What is being asked>
Scan the material for the word "this", then return every line where it appears.

** Opening Data to examine block **

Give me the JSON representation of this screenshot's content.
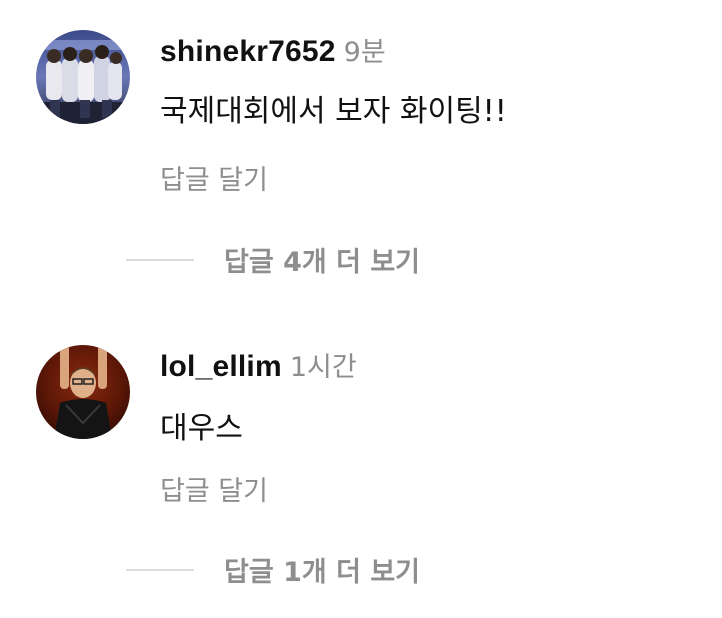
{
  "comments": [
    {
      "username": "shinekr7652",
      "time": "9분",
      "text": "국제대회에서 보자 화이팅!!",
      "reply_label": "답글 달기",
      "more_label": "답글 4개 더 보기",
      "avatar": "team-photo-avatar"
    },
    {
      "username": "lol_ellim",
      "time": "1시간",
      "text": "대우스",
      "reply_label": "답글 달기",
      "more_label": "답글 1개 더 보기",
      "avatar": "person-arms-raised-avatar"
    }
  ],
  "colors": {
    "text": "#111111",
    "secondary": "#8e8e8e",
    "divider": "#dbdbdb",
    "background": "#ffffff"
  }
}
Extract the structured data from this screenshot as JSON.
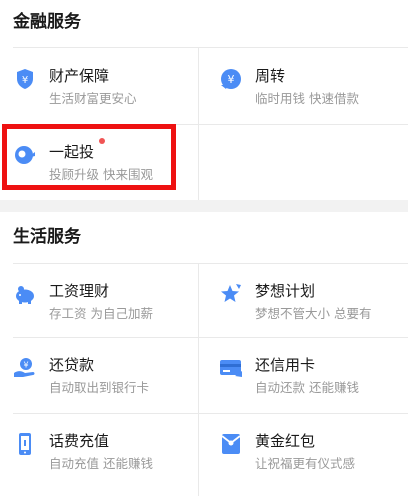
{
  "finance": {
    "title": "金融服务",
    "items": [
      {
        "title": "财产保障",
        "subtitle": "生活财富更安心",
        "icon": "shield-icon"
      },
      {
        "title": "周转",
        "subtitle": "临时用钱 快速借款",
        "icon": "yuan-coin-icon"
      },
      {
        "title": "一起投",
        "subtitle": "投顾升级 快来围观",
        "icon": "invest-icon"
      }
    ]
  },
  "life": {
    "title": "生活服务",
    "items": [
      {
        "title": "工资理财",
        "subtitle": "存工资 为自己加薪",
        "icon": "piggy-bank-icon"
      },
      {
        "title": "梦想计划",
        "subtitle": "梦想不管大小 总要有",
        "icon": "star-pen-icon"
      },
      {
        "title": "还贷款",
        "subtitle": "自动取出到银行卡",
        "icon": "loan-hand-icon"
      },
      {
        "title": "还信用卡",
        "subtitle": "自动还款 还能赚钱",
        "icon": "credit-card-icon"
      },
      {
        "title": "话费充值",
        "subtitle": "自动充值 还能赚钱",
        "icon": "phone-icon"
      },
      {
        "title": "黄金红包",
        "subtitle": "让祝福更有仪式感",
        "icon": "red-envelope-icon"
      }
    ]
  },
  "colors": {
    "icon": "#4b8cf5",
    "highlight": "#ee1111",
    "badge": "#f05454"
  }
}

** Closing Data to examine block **
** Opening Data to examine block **

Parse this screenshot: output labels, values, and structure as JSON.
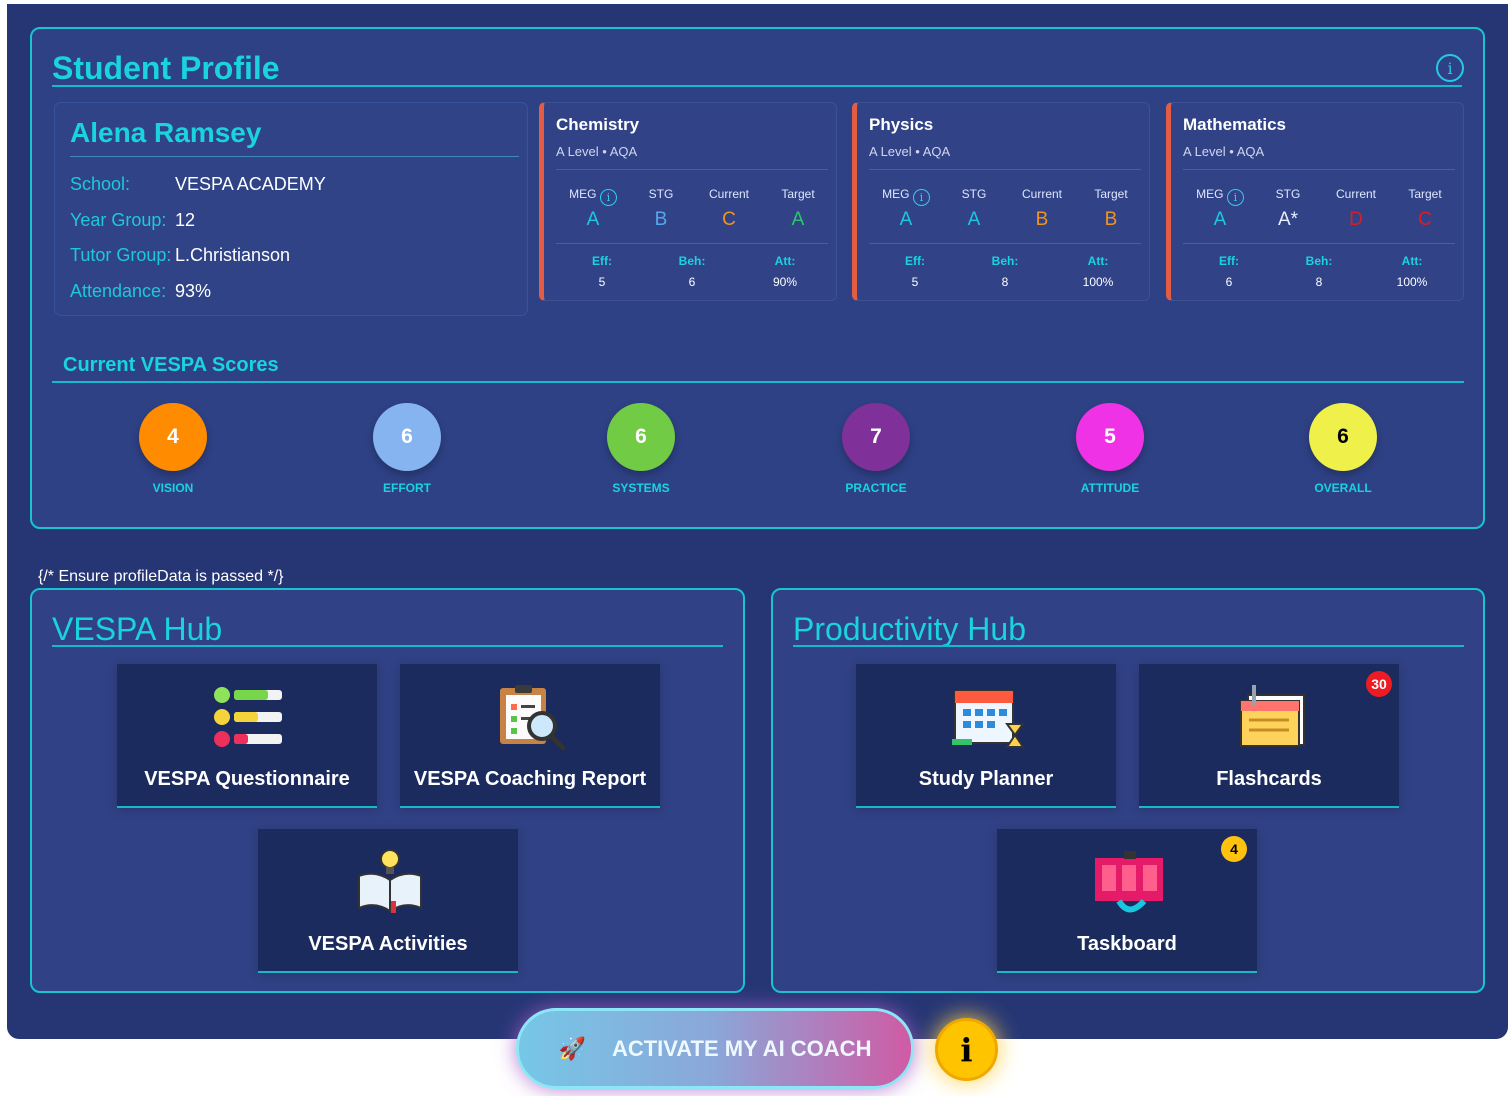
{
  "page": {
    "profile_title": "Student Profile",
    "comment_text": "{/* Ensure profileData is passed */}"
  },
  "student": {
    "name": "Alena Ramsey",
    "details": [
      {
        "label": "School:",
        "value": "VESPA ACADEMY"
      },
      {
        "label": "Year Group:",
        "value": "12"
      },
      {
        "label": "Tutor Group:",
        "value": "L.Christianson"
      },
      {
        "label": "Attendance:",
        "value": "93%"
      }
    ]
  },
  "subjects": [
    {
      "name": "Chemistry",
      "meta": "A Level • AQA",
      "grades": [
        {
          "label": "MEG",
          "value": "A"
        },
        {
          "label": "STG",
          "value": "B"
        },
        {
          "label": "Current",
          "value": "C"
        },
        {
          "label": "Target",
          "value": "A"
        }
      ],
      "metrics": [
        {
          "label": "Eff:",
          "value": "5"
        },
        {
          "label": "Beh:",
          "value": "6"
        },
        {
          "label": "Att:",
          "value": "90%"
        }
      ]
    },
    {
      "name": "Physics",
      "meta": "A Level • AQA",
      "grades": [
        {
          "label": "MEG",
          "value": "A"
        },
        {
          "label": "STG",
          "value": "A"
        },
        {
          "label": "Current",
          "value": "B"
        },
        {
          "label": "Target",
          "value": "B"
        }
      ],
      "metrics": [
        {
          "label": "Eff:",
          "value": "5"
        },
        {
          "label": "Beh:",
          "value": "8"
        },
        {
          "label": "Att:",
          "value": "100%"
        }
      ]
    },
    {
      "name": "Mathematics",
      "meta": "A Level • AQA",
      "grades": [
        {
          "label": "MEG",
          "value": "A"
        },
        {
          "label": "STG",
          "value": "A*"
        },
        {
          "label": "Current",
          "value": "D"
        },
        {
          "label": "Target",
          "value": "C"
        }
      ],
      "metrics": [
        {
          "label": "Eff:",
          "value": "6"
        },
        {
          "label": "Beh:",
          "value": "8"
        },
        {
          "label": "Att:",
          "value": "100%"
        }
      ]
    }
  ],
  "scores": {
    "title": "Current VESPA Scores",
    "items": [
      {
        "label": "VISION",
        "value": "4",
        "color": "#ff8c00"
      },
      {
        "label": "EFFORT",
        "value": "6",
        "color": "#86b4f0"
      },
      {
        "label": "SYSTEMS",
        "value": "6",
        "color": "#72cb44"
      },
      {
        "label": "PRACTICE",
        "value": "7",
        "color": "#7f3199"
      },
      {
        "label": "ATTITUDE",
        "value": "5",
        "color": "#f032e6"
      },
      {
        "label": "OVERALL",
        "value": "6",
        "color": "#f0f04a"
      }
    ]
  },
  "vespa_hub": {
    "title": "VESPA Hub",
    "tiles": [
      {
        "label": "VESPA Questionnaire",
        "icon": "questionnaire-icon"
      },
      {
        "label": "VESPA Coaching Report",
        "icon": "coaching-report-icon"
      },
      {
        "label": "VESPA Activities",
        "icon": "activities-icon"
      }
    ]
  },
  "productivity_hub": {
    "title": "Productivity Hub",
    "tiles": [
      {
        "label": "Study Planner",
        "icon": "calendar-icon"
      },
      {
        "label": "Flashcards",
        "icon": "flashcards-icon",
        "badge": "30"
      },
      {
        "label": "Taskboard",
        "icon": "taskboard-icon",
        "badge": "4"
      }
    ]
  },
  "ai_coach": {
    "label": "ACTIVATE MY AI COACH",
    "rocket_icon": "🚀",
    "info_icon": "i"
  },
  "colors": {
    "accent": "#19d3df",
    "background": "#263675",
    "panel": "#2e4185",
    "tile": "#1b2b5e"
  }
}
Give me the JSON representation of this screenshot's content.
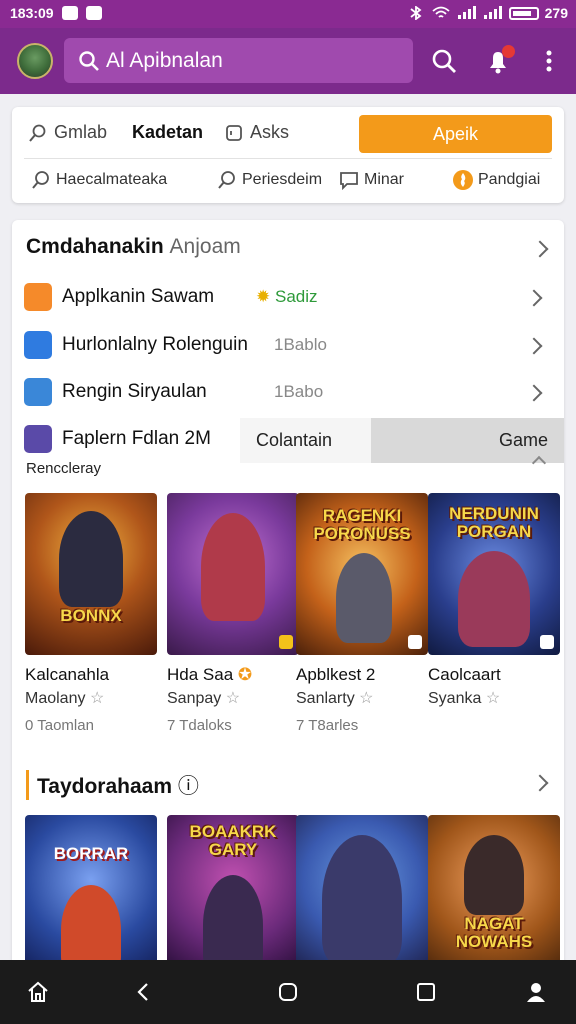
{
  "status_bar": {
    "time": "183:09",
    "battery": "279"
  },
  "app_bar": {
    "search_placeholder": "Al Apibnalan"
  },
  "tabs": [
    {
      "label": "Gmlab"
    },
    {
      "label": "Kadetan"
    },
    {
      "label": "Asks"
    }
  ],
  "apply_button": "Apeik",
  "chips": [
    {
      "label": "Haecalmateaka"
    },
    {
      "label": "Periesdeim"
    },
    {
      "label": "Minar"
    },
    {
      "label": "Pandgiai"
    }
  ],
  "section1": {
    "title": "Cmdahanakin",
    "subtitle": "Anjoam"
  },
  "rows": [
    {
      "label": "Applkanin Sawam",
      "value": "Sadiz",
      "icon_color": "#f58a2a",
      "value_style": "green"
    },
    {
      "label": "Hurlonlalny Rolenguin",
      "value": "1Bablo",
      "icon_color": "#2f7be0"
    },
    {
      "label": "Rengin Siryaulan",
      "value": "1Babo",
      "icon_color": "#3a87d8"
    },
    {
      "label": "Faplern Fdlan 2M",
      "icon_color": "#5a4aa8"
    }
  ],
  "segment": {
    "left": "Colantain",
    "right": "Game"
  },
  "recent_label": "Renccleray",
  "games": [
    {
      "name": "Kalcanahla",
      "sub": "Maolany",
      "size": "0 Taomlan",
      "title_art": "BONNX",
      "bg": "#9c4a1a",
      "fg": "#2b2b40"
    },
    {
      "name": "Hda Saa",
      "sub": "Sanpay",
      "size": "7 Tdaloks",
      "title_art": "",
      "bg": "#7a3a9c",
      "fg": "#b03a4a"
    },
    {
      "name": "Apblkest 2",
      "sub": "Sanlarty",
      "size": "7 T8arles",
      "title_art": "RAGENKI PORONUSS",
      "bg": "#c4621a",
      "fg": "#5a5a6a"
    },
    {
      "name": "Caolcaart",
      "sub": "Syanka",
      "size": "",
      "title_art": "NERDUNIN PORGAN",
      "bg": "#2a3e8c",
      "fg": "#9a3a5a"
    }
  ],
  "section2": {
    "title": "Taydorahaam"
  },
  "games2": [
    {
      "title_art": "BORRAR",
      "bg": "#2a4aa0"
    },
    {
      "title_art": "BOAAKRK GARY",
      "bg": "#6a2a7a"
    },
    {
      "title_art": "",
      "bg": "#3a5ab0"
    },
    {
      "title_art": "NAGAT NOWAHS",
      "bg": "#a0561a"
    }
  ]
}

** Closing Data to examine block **
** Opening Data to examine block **

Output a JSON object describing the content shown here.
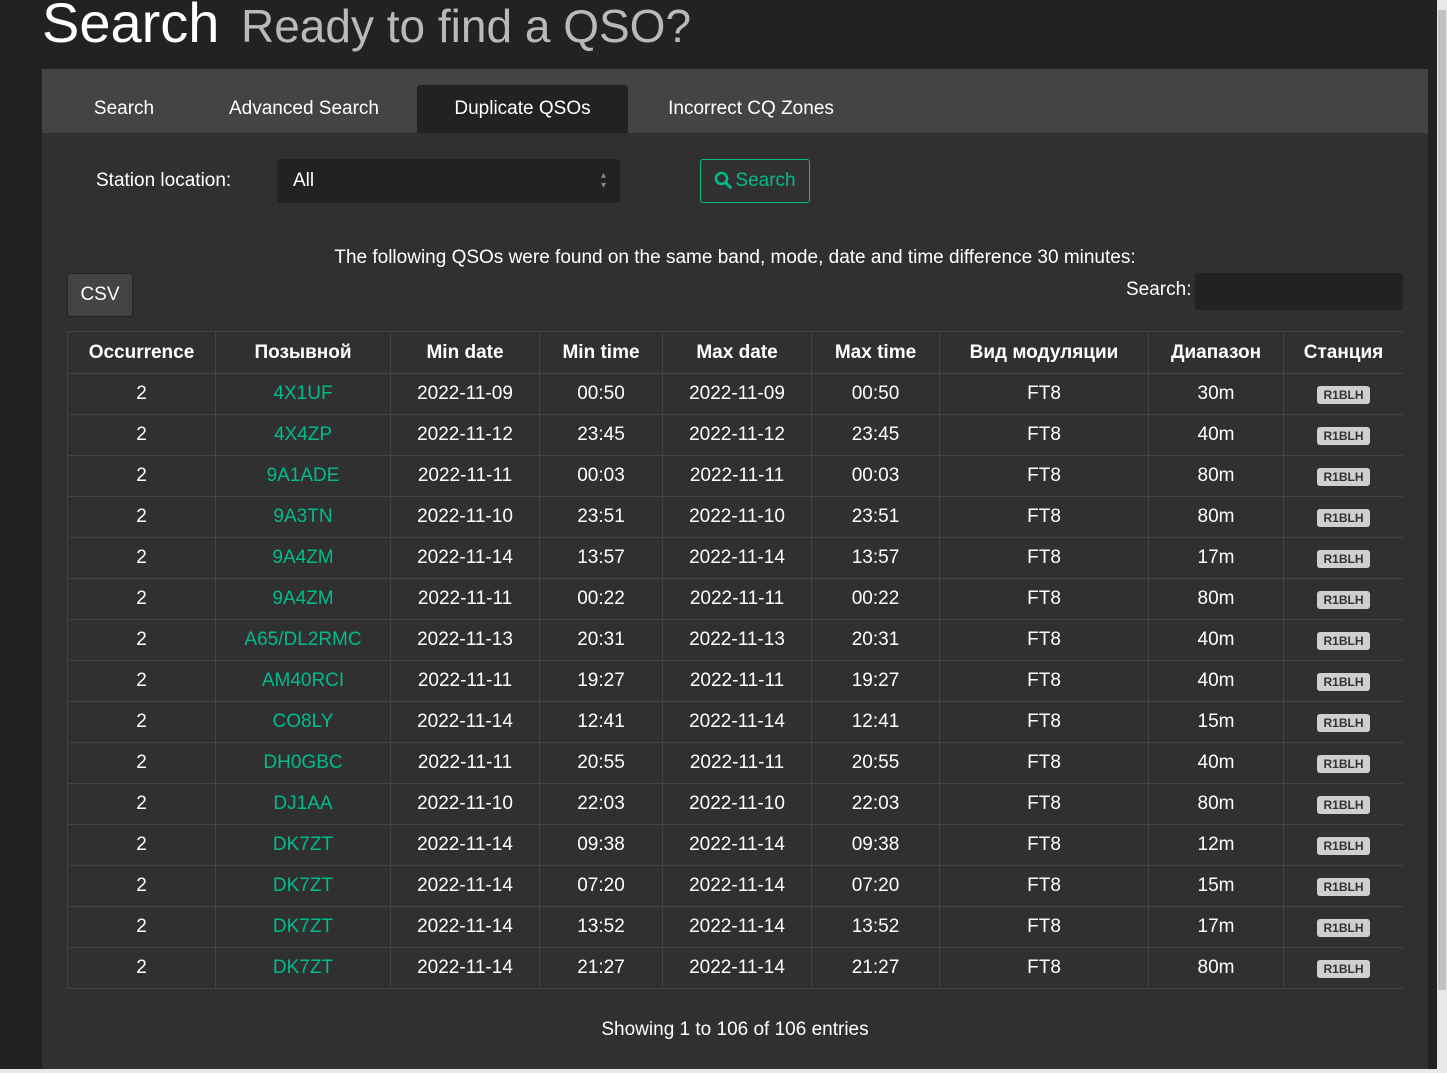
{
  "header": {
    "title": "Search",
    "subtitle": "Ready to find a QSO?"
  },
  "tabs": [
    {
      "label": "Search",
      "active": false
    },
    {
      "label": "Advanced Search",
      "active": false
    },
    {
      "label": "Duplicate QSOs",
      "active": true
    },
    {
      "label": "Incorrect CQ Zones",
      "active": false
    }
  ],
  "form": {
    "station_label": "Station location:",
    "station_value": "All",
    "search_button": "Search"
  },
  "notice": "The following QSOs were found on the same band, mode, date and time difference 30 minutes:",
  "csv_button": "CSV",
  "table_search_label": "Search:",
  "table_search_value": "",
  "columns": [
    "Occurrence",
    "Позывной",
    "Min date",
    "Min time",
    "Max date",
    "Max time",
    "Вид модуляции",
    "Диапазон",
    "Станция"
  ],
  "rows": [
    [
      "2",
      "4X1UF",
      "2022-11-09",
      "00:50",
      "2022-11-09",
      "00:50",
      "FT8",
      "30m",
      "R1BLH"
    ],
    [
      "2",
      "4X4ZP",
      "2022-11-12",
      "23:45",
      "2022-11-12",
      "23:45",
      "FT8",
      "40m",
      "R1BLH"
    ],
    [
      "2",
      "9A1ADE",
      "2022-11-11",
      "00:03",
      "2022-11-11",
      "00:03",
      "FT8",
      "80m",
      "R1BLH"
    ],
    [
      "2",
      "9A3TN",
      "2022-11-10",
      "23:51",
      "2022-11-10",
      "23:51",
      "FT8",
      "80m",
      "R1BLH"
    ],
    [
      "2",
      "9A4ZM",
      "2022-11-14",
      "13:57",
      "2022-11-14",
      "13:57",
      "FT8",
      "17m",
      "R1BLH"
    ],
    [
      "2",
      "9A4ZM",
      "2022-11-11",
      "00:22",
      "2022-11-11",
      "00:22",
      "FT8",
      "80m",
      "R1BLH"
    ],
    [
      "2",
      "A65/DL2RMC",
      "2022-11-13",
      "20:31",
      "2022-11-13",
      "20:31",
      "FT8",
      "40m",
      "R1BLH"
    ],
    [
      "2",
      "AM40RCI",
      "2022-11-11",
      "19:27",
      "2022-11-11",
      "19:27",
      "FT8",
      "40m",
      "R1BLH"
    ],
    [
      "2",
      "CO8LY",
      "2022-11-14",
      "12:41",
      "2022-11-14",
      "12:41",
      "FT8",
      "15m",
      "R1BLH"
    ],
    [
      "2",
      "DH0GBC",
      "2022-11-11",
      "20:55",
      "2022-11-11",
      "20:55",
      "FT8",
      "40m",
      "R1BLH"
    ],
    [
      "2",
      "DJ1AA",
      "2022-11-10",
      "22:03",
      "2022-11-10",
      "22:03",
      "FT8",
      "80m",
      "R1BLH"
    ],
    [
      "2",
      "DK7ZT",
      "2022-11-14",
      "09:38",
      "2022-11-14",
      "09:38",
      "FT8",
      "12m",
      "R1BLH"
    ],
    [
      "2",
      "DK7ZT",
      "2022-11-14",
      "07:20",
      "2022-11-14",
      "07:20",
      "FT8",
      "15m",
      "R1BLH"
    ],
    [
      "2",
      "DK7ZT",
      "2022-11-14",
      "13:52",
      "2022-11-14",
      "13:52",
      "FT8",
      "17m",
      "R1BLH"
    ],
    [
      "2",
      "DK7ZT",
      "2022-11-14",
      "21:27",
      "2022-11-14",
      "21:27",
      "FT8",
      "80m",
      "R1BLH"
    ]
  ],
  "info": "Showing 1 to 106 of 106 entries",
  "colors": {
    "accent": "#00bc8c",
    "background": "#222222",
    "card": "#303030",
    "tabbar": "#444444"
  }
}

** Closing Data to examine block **

Answer space>
Give me the JSON representation of this screenshot's content.
Extract the structured data from this screenshot as JSON.
Parse this screenshot: output labels, values, and structure as JSON.
Give me the JSON representation of this screenshot's content.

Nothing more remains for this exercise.